Even before his String Quartet no. 3 appeared in print in 1929, Bartók was already working on a fourth in the summer of 1928. This five-movement work is arranged symmetrically around a highly expressive middle movement dominated by the cello, and calls for various playing techniques such as pizzicato glissandi and the famous “Bartók pizzicato” in which the string is snapped audibly against the fingerboard. Premiered to great success in London in February 1929, it was published in late 1929/early 1930 - however with so many errors that a revised edition of the score was issued already in 1932.
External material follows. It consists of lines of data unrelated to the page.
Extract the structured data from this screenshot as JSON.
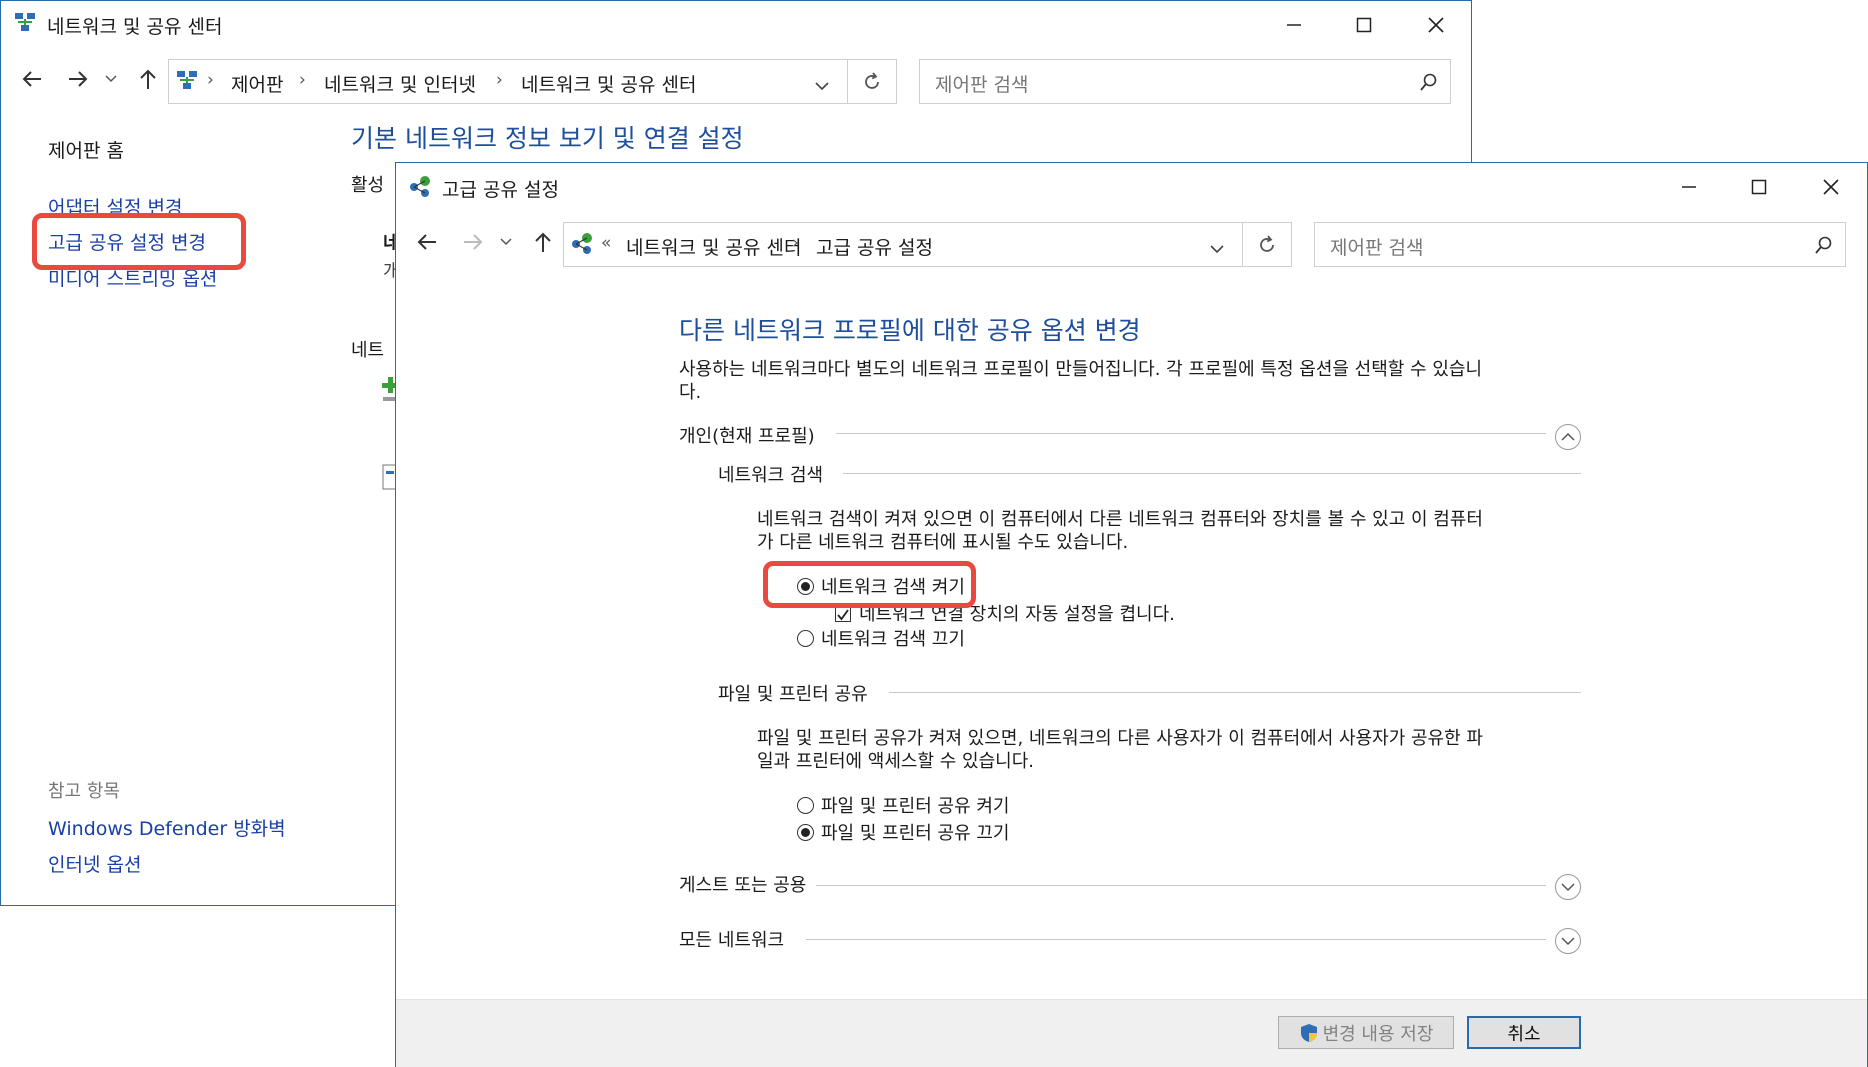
{
  "back_window": {
    "title": "네트워크 및 공유 센터",
    "breadcrumbs": [
      "제어판",
      "네트워크 및 인터넷",
      "네트워크 및 공유 센터"
    ],
    "search_placeholder": "제어판 검색",
    "sidebar": {
      "home": "제어판 홈",
      "adapter": "어댑터 설정 변경",
      "advanced": "고급 공유 설정 변경",
      "media": "미디어 스트리밍 옵션"
    },
    "see_also": {
      "heading": "참고 항목",
      "items": [
        "Windows Defender 방화벽",
        "인터넷 옵션"
      ]
    },
    "main_title": "기본 네트워크 정보 보기 및 연결 설정",
    "active_label": "활성",
    "network_label": "네트",
    "frag1": "네",
    "frag2": "개"
  },
  "front_window": {
    "title": "고급 공유 설정",
    "breadcrumb_prefix": "«",
    "breadcrumbs": [
      "네트워크 및 공유 센터",
      "고급 공유 설정"
    ],
    "search_placeholder": "제어판 검색",
    "heading": "다른 네트워크 프로필에 대한 공유 옵션 변경",
    "description": [
      "사용하는 네트워크마다 별도의 네트워크 프로필이 만들어집니다. 각 프로필에 특정 옵션을 선택할 수 있습니",
      "다."
    ],
    "profile_private": "개인(현재 프로필)",
    "network_discovery": {
      "label": "네트워크 검색",
      "description": [
        "네트워크 검색이 켜져 있으면 이 컴퓨터에서 다른 네트워크 컴퓨터와 장치를 볼 수 있고 이 컴퓨터",
        "가 다른 네트워크 컴퓨터에 표시될 수도 있습니다."
      ],
      "on": "네트워크 검색 켜기",
      "auto_setup": "네트워크 연결 장치의 자동 설정을 켭니다.",
      "off": "네트워크 검색 끄기",
      "selected": "on",
      "auto_setup_checked": true
    },
    "file_sharing": {
      "label": "파일 및 프린터 공유",
      "description": [
        "파일 및 프린터 공유가 켜져 있으면, 네트워크의 다른 사용자가 이 컴퓨터에서 사용자가 공유한 파",
        "일과 프린터에 액세스할 수 있습니다."
      ],
      "on": "파일 및 프린터 공유 켜기",
      "off": "파일 및 프린터 공유 끄기",
      "selected": "off"
    },
    "profile_guest": "게스트 또는 공용",
    "profile_all": "모든 네트워크",
    "save_button": "변경 내용 저장",
    "cancel_button": "취소"
  },
  "colors": {
    "link": "#1a3fa8",
    "heading": "#1e4f9e",
    "highlight": "#e84a3f",
    "footer": "#f0f0f0"
  }
}
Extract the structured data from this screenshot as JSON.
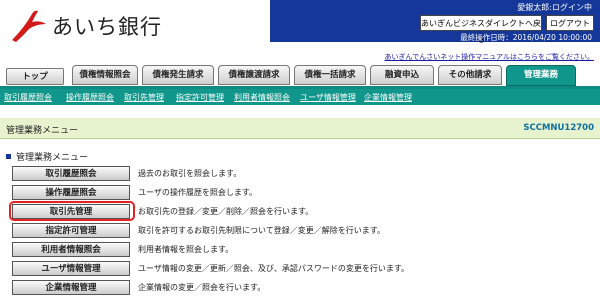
{
  "brand": {
    "name": "あいち銀行"
  },
  "topbar": {
    "user_info": "愛銀太郎:ログイン中",
    "business_direct_button": "あいぎんビジネスダイレクトへ戻る",
    "logout_button": "ログアウト",
    "last_operation": "最終操作日時：2016/04/20 10:00:00"
  },
  "manual_link": "あいぎんでんさいネット操作マニュアルはこちらをご覧ください。",
  "tabs": [
    {
      "label": "トップ"
    },
    {
      "label": "債権情報照会"
    },
    {
      "label": "債権発生請求"
    },
    {
      "label": "債権譲渡請求"
    },
    {
      "label": "債権一括請求"
    },
    {
      "label": "融資申込"
    },
    {
      "label": "その他請求"
    },
    {
      "label": "管理業務"
    }
  ],
  "subnav": [
    {
      "label": "取引履歴照会"
    },
    {
      "label": "操作履歴照会"
    },
    {
      "label": "取引先管理"
    },
    {
      "label": "指定許可管理"
    },
    {
      "label": "利用者情報照会"
    },
    {
      "label": "ユーザ情報管理"
    },
    {
      "label": "企業情報管理"
    }
  ],
  "screen": {
    "title": "管理業務メニュー",
    "id": "SCCMNU12700"
  },
  "section": {
    "title": "管理業務メニュー"
  },
  "menu": [
    {
      "label": "取引履歴照会",
      "desc": "過去のお取引を照会します。"
    },
    {
      "label": "操作履歴照会",
      "desc": "ユーザの操作履歴を照会します。"
    },
    {
      "label": "取引先管理",
      "desc": "お取引先の登録／変更／削除／照会を行います。"
    },
    {
      "label": "指定許可管理",
      "desc": "取引を許可するお取引先制限について登録／変更／解除を行います。"
    },
    {
      "label": "利用者情報照会",
      "desc": "利用者情報を照会します。"
    },
    {
      "label": "ユーザ情報管理",
      "desc": "ユーザ情報の変更／更新／照会、及び、承認パスワードの変更を行います。"
    },
    {
      "label": "企業情報管理",
      "desc": "企業情報の変更／照会を行います。"
    }
  ],
  "colors": {
    "navy": "#15379a",
    "teal": "#10968b",
    "highlight": "#e52222",
    "logo_red": "#d21a1a"
  }
}
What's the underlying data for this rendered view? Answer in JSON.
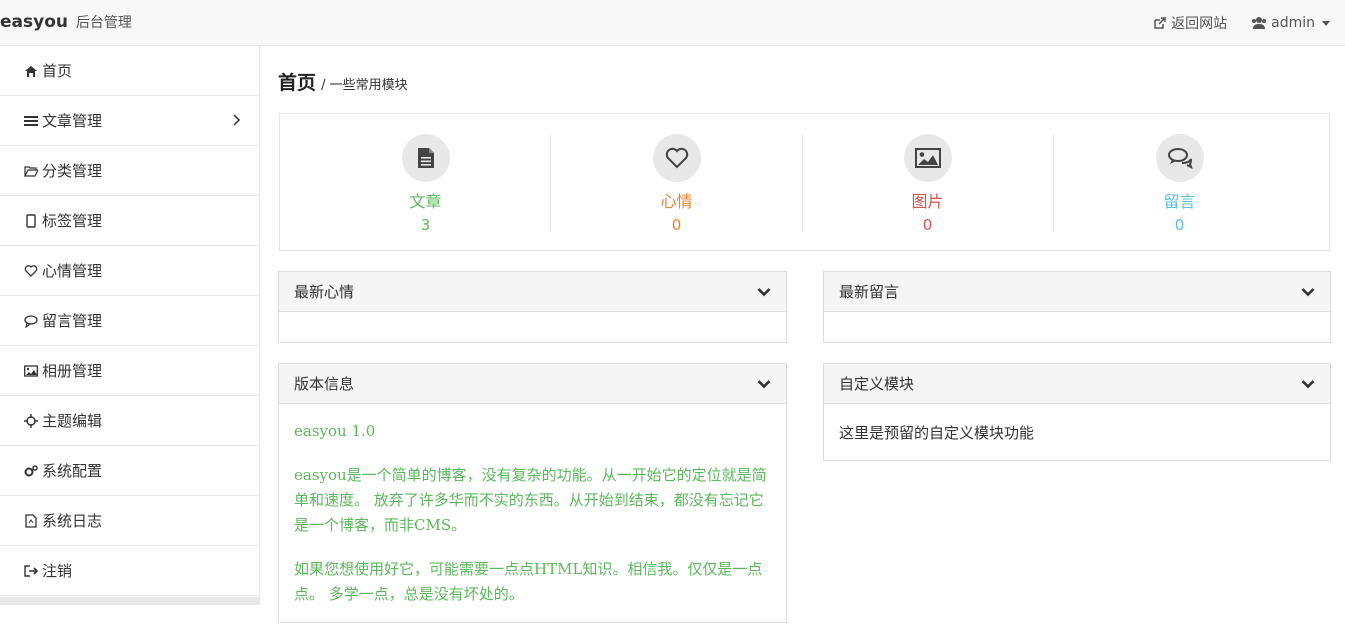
{
  "brand": {
    "name": "easyou",
    "subtitle": "后台管理"
  },
  "topnav": {
    "back_label": "返回网站",
    "user_label": "admin"
  },
  "sidebar": {
    "items": [
      {
        "label": "首页",
        "icon": "home-icon"
      },
      {
        "label": "文章管理",
        "icon": "bars-icon"
      },
      {
        "label": "分类管理",
        "icon": "folder-open-icon"
      },
      {
        "label": "标签管理",
        "icon": "tag-icon"
      },
      {
        "label": "心情管理",
        "icon": "heart-icon"
      },
      {
        "label": "留言管理",
        "icon": "comment-icon"
      },
      {
        "label": "相册管理",
        "icon": "picture-icon"
      },
      {
        "label": "主题编辑",
        "icon": "crosshairs-icon"
      },
      {
        "label": "系统配置",
        "icon": "gears-icon"
      },
      {
        "label": "系统日志",
        "icon": "file-icon"
      },
      {
        "label": "注销",
        "icon": "sign-out-icon"
      }
    ]
  },
  "page": {
    "title": "首页",
    "subtitle": "/ 一些常用模块"
  },
  "stats": [
    {
      "label": "文章",
      "value": "3",
      "color": "#5cb85c",
      "icon": "file-text-icon"
    },
    {
      "label": "心情",
      "value": "0",
      "color": "#f0ad4e",
      "icon": "heart-icon"
    },
    {
      "label": "图片",
      "value": "0",
      "color": "#d9534f",
      "icon": "picture-icon"
    },
    {
      "label": "留言",
      "value": "0",
      "color": "#5bc0de",
      "icon": "comments-icon"
    }
  ],
  "panels": {
    "latest_mood": {
      "title": "最新心情"
    },
    "latest_message": {
      "title": "最新留言"
    },
    "version": {
      "title": "版本信息",
      "version_line": "easyou 1.0",
      "para1": "easyou是一个简单的博客，没有复杂的功能。从一开始它的定位就是简单和速度。 放弃了许多华而不实的东西。从开始到结束，都没有忘记它是一个博客，而非CMS。",
      "para2": "如果您想使用好它，可能需要一点点HTML知识。相信我。仅仅是一点点。 多学一点，总是没有坏处的。"
    },
    "custom": {
      "title": "自定义模块",
      "body": "这里是预留的自定义模块功能"
    }
  }
}
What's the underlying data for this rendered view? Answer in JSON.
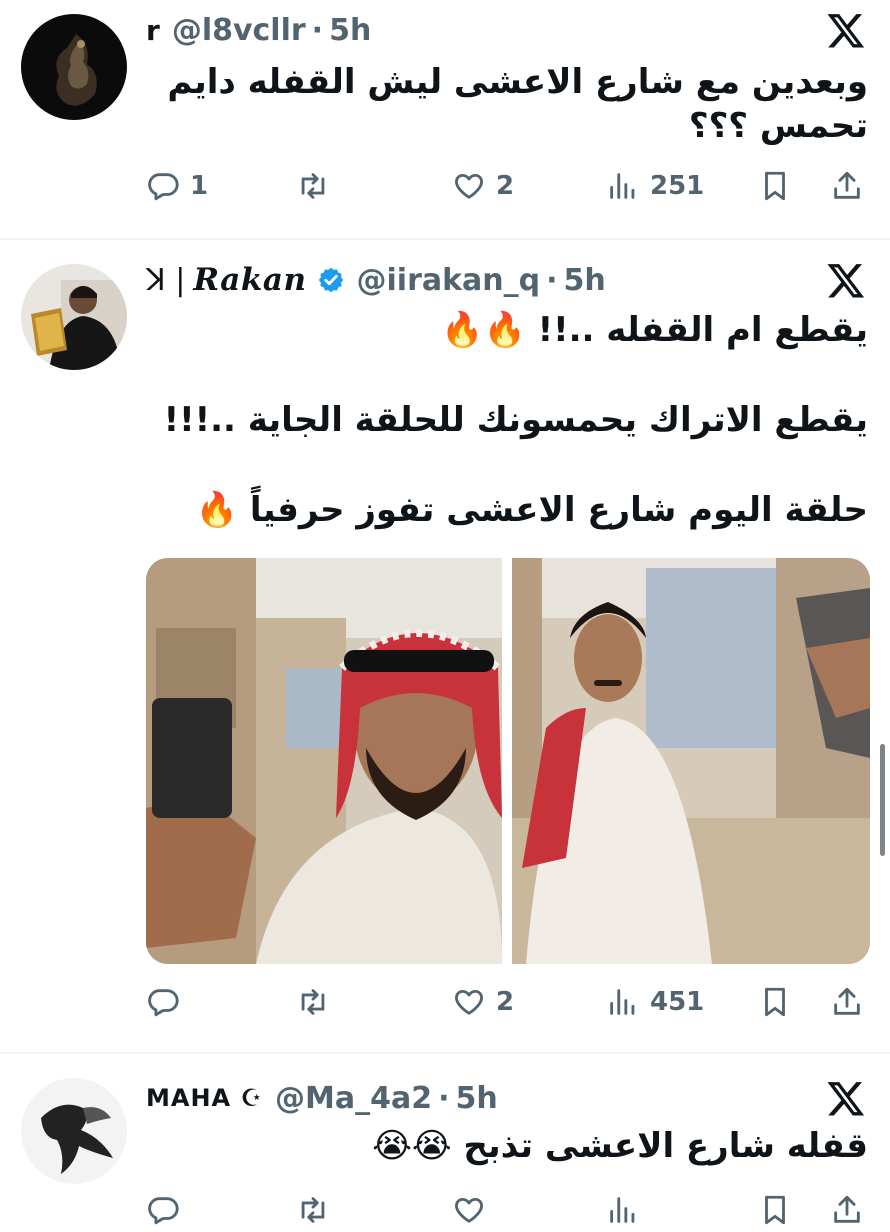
{
  "tweets": [
    {
      "name": "r",
      "handle": "@l8vcllr",
      "separator": "·",
      "time": "5h",
      "text_lines": [
        "وبعدين مع شارع الاعشى ليش القفله دايم",
        "تحمس ؟؟؟"
      ],
      "replies": "1",
      "retweets": "",
      "likes": "2",
      "views": "251"
    },
    {
      "name_prefix": "ꓘ |",
      "name": "Rakan",
      "verified": true,
      "handle": "@iirakan_q",
      "separator": "·",
      "time": "5h",
      "text_lines": [
        "يقطع ام القفله ..!! 🔥🔥",
        "يقطع الاتراك يحمسونك للحلقة الجاية ..!!!",
        "حلقة اليوم شارع الاعشى تفوز حرفياً 🔥"
      ],
      "replies": "",
      "retweets": "",
      "likes": "2",
      "views": "451"
    },
    {
      "name": "MAHA ☪︎",
      "handle": "@Ma_4a2",
      "separator": "·",
      "time": "5h",
      "text_lines": [
        "قفله شارع الاعشى تذبح 😭😭"
      ]
    }
  ],
  "icons": {
    "reply": "reply-icon",
    "retweet": "retweet-icon",
    "like": "heart-icon",
    "views": "views-icon",
    "bookmark": "bookmark-icon",
    "share": "share-icon",
    "x_logo": "x-logo-icon",
    "verified": "verified-badge-icon"
  },
  "colors": {
    "text": "#0f1419",
    "secondary": "#536471",
    "verified": "#1d9bf0",
    "divider": "#eff3f4"
  }
}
In their edition, László Somfai and Zsombor Németh have also consulted Bartók’s letters for interesting details about performing the work. These are given as footnotes in this Urtext edition. In addition, the “Notes on performance practice”, which are already obligatory in Henle’s Bartók editions, provide information on performing the Bartók pizzicato and on many other issues.